Every business is talking about finding prospective hires who fit the mold and will work best with the company. After going with this approach time and again, how productive has the department become?
If the answer is "not very," it may be time to use HR software solutions to identify job seekers whose resume may complement the job description, but have a slightly different background. This way, the employer would still be hiring a qualified candidate, but their life experiences may greatly differ from the rest of the team.
Hiring managers who look for people who are "polar opposites" to the status quo has great potential, but what is "different" greatly differs, Inc. Magazine explained.
"Diversity can mean many things to many people, but there is overwhelming evidence that having inherently diverse individuals, women, people of color, gays and lesbians, younger and older workers, creates the conflict of ideas and experience that is essential to innovation," Inc. contributor Leader-Chivee wrote.
However, be careful on compiling a team of introvert-extrovert duos, because that may not be as effective as it seems. If both applicants complete daily tasks in completely different ways, they may not be as useful together at first. In these situations, extensive training and shadowing sessions with the team has much more potential, eventually one another's better qualities will begin to surface.

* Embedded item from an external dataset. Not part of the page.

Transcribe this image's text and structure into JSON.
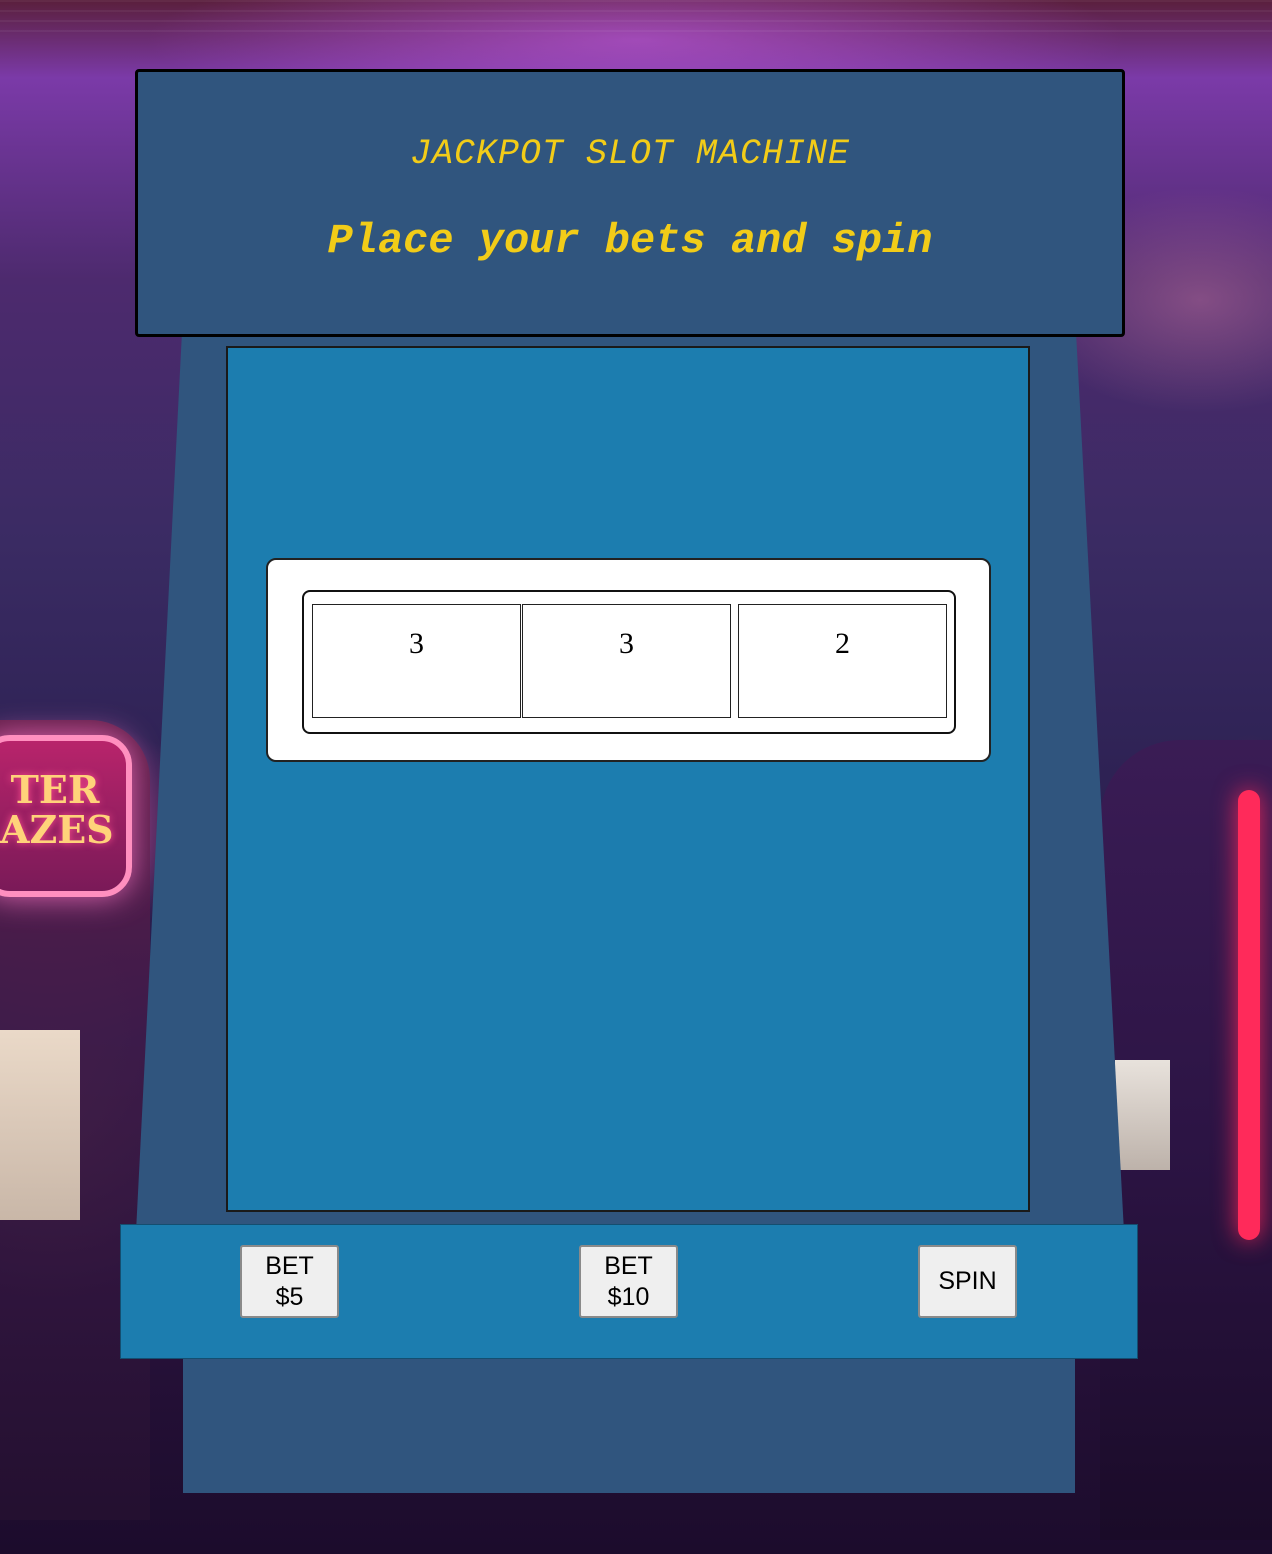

During the interview process, Leader-Chivee found that hiring managers may be too quick to write someone off whose perspectives may come off too strong or weak. Instead, HR professionals should try to pick up on their responses and see if they connect it to the business environment or the responsibilities around the job. If the candidate is able to leverage his or her energy to drive results, it may be worth giving that candidate a second look instead of the person who looks great on paper.